Often, employers will have a probationary period tucked away in their employees’ Contract of Employment, but they will be unsure of how to use it effectively.
Here are some key things employers and managers need to know.
Draft probationary periods carefully
It is important for probationary periods to be well drafted.
Typically, the employee’s contract will say that in the first X months, the employee will be subject to a probationary period where their performance and conduct will be monitored and assessed. If they are deemed up to scratch, their continued employment will be confirmed and if it isn’t, their probationary period will be extended. It will also state the notice period should either party wish to terminate the employment relationship.
The length of the probationary period will generally vary between one month and six months. You may be able to assess someone’s ability and competence for a more junior role in shorter amount of time, but require more time for senior roles.
Employees on probationary periods do have rights

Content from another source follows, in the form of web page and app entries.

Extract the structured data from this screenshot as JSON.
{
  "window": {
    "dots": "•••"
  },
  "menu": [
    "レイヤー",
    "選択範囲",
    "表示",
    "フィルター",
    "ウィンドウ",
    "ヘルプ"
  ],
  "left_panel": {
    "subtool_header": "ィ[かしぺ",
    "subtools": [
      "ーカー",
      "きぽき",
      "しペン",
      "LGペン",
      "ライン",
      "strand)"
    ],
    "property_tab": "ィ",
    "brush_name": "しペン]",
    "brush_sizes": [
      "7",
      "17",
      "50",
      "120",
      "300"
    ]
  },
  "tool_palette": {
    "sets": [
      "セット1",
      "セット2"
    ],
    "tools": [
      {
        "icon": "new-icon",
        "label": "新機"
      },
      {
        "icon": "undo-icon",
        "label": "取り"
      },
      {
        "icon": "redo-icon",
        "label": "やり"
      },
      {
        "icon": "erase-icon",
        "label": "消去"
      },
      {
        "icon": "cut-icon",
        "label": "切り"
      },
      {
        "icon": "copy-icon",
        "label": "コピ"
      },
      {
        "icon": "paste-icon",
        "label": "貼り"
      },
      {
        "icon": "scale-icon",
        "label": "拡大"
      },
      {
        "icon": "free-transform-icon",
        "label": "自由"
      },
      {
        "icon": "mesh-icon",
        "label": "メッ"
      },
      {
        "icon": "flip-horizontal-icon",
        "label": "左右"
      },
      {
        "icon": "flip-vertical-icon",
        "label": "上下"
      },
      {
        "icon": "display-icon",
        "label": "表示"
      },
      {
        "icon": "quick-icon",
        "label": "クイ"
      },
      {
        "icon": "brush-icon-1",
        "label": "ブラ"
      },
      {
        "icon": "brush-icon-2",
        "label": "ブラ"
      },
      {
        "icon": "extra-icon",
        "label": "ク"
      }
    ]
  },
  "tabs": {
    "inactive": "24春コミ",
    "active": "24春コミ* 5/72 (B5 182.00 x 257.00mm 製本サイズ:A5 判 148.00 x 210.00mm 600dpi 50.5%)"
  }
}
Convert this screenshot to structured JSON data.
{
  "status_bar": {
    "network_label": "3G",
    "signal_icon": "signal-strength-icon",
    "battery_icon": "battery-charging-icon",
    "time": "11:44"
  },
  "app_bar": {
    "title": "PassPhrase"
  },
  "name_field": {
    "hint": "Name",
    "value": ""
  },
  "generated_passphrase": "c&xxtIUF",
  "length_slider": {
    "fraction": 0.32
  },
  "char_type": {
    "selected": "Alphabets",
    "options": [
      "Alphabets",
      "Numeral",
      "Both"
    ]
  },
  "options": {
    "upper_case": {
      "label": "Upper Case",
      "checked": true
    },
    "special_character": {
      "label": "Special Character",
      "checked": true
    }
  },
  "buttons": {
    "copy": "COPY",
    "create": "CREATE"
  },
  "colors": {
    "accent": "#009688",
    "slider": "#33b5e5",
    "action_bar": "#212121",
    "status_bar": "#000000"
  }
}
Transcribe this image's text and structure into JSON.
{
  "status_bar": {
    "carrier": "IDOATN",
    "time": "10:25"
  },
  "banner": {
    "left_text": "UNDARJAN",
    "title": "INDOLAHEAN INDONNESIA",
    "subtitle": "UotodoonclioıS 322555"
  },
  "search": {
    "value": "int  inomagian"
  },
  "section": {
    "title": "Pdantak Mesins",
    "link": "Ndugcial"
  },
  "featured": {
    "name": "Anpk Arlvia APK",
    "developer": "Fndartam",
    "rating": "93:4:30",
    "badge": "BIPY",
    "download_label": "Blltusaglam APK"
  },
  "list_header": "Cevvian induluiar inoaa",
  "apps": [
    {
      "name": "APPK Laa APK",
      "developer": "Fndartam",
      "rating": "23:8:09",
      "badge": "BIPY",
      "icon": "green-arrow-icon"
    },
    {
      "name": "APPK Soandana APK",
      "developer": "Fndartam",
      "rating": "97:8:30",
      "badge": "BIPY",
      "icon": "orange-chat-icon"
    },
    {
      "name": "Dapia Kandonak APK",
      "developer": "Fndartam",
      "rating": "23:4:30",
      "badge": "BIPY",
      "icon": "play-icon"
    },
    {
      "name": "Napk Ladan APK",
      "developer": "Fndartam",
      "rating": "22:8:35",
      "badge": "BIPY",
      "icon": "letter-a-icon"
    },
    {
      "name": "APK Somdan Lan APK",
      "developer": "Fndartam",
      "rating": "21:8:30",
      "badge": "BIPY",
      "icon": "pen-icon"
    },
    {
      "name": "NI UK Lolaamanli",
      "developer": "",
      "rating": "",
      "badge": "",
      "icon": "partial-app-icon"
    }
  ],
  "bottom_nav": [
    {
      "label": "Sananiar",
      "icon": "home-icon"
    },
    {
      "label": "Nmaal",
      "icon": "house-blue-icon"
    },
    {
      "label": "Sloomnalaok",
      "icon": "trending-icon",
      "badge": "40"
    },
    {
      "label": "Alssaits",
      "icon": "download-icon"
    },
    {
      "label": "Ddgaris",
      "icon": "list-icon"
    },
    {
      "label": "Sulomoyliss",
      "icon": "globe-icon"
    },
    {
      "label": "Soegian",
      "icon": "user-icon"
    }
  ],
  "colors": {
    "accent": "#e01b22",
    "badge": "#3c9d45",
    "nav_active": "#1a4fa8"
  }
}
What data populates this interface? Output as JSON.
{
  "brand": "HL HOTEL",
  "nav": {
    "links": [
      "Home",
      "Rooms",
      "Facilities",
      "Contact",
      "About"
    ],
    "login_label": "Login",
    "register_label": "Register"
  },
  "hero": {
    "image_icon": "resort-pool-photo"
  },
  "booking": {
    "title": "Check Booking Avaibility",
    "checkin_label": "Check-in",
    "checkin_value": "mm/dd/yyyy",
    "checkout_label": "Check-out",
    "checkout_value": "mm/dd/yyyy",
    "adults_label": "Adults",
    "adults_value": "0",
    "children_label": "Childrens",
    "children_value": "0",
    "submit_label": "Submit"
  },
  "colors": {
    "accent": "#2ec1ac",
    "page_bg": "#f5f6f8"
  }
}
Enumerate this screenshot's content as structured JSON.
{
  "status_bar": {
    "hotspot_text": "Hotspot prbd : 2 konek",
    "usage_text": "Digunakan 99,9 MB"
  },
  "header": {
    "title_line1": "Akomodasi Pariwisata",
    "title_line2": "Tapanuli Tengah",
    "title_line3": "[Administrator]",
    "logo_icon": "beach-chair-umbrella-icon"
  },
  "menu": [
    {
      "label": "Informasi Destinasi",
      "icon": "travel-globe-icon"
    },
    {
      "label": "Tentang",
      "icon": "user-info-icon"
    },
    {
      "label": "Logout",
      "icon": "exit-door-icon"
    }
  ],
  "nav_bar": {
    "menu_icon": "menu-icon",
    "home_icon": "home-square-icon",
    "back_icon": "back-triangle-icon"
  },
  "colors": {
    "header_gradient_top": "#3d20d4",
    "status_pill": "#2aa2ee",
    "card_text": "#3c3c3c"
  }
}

There is a dangerous assumption that an employee does not have any rights until they have successfully completed their probationary period. This is not true! Statutory rights will depend on length of service, not whether they have passed their probationary period.
For some rights, the employee must have worked for you for a specific length of time, for example, an employee must have 26 weeks’ continuous service to have the right to request flexible working. For other rights, employees will receive them from day one of employment, for instance, annual leave accrues from day one.
Often, employers will say that employees are not entitled to contractual or company benefit schemes until they have completed their probationary period.
Keep things under review
During the probationary period, you should assess your employee to ensure that they are reaching the standards required. You should also give them any advice and guidance on what they can improve on. It is advisable to have a mid probation review to explain in what areas they are progressing well and what areas they need to work on.
Be careful with dismissal
If the employee does not successfully pass their probation, you may need to terminate the contract.
In most cases, an employee needs to have at least two years’ service to be able to submit a claim of unfair dismissal to an Employment Tribunal. There are some exceptions to this general rule. For example, if the main or sole reason for dismissing an employee is that they are pregnant, the dismissal will be considered automatically unfair and the employee’s length of service is irrelevant.
The notice period cannot be shorter than the statutory minimum. An employer must provide at least one week’s notice if the employee has worked for the employer on a continuous basis for one month or more, but less than two years.
We recommend that you always seek legal advice from your Ellis Whittam Employment Law Adviser before dismissing an employee within their probationary period.